__AVAILABLE DATA__.
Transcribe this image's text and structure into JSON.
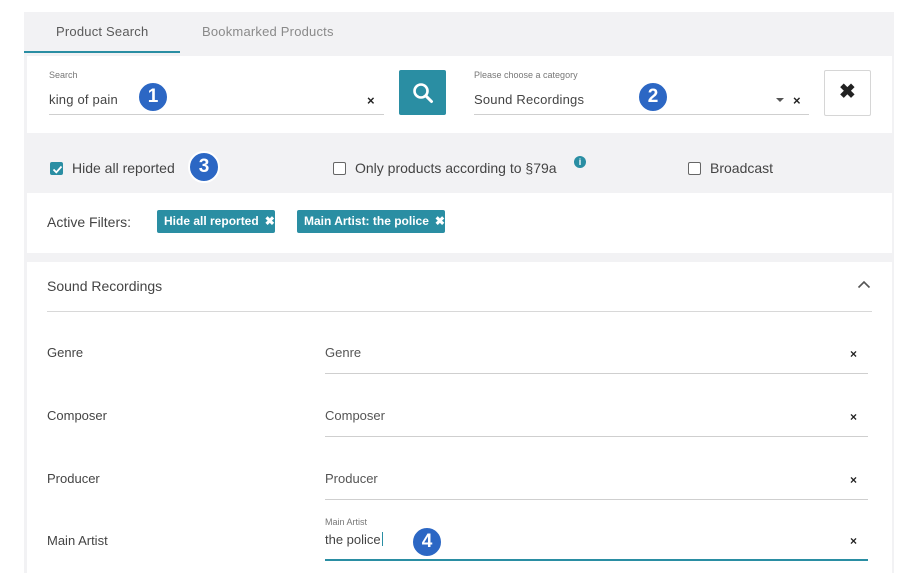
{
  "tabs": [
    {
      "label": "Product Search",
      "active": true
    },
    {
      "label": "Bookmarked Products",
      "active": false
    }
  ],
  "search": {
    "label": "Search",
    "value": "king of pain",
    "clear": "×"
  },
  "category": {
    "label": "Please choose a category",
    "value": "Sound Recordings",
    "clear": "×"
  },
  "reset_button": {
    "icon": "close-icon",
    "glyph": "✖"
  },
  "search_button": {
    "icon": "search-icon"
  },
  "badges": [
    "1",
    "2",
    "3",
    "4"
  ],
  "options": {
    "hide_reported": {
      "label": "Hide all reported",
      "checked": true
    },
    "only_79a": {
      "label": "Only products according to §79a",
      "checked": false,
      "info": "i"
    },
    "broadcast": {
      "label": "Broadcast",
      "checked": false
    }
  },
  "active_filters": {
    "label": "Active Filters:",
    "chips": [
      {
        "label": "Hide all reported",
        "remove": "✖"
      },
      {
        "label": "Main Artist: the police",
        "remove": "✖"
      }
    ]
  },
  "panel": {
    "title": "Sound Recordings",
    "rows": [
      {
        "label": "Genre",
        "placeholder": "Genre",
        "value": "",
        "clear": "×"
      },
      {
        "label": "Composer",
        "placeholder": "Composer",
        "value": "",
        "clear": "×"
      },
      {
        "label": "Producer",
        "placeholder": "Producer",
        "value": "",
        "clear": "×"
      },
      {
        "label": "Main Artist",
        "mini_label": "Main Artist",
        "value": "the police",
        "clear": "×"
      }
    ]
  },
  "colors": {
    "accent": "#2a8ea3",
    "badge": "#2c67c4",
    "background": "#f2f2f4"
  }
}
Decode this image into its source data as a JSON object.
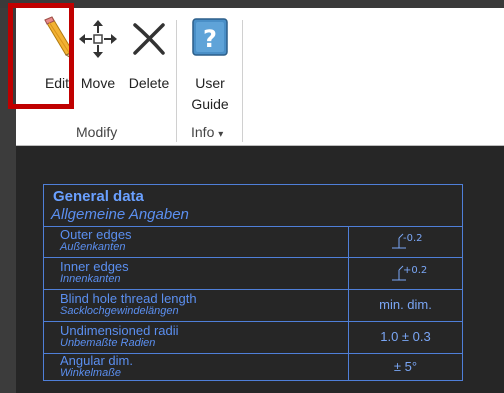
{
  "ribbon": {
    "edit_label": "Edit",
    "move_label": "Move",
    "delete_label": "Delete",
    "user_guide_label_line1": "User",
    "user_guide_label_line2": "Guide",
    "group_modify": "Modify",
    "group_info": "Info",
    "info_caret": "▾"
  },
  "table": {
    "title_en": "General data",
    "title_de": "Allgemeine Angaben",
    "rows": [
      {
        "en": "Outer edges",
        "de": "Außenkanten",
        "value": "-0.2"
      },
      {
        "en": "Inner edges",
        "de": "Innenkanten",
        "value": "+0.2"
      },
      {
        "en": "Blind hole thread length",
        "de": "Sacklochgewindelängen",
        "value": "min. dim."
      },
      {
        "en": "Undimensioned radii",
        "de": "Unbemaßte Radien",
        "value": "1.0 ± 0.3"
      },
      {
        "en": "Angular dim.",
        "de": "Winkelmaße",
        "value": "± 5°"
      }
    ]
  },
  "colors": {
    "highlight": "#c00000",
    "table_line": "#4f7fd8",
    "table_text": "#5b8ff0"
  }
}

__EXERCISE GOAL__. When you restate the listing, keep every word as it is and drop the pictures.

__RESULT OF THIS EXERCISE__.
Transcribe this image's text and structure into JSON.
{
  "tabs": [
    {
      "label": "Product Search",
      "active": true
    },
    {
      "label": "Bookmarked Products",
      "active": false
    }
  ],
  "search": {
    "label": "Search",
    "value": "king of pain",
    "clear": "×"
  },
  "category": {
    "label": "Please choose a category",
    "value": "Sound Recordings",
    "clear": "×"
  },
  "reset_button": {
    "icon": "close-icon",
    "glyph": "✖"
  },
  "search_button": {
    "icon": "search-icon"
  },
  "badges": [
    "1",
    "2",
    "3",
    "4"
  ],
  "options": {
    "hide_reported": {
      "label": "Hide all reported",
      "checked": true
    },
    "only_79a": {
      "label": "Only products according to §79a",
      "checked": false,
      "info": "i"
    },
    "broadcast": {
      "label": "Broadcast",
      "checked": false
    }
  },
  "active_filters": {
    "label": "Active Filters:",
    "chips": [
      {
        "label": "Hide all reported",
        "remove": "✖"
      },
      {
        "label": "Main Artist: the police",
        "remove": "✖"
      }
    ]
  },
  "panel": {
    "title": "Sound Recordings",
    "rows": [
      {
        "label": "Genre",
        "placeholder": "Genre",
        "value": "",
        "clear": "×"
      },
      {
        "label": "Composer",
        "placeholder": "Composer",
        "value": "",
        "clear": "×"
      },
      {
        "label": "Producer",
        "placeholder": "Producer",
        "value": "",
        "clear": "×"
      },
      {
        "label": "Main Artist",
        "mini_label": "Main Artist",
        "value": "the police",
        "clear": "×"
      }
    ]
  },
  "colors": {
    "accent": "#2a8ea3",
    "badge": "#2c67c4",
    "background": "#f2f2f4"
  }
}
Decode this image into its source data as a JSON object.
{
  "ribbon": {
    "edit_label": "Edit",
    "move_label": "Move",
    "delete_label": "Delete",
    "user_guide_label_line1": "User",
    "user_guide_label_line2": "Guide",
    "group_modify": "Modify",
    "group_info": "Info",
    "info_caret": "▾"
  },
  "table": {
    "title_en": "General data",
    "title_de": "Allgemeine Angaben",
    "rows": [
      {
        "en": "Outer edges",
        "de": "Außenkanten",
        "value": "-0.2"
      },
      {
        "en": "Inner edges",
        "de": "Innenkanten",
        "value": "+0.2"
      },
      {
        "en": "Blind hole thread length",
        "de": "Sacklochgewindelängen",
        "value": "min. dim."
      },
      {
        "en": "Undimensioned radii",
        "de": "Unbemaßte Radien",
        "value": "1.0 ± 0.3"
      },
      {
        "en": "Angular dim.",
        "de": "Winkelmaße",
        "value": "± 5°"
      }
    ]
  },
  "colors": {
    "highlight": "#c00000",
    "table_line": "#4f7fd8",
    "table_text": "#5b8ff0"
  }
}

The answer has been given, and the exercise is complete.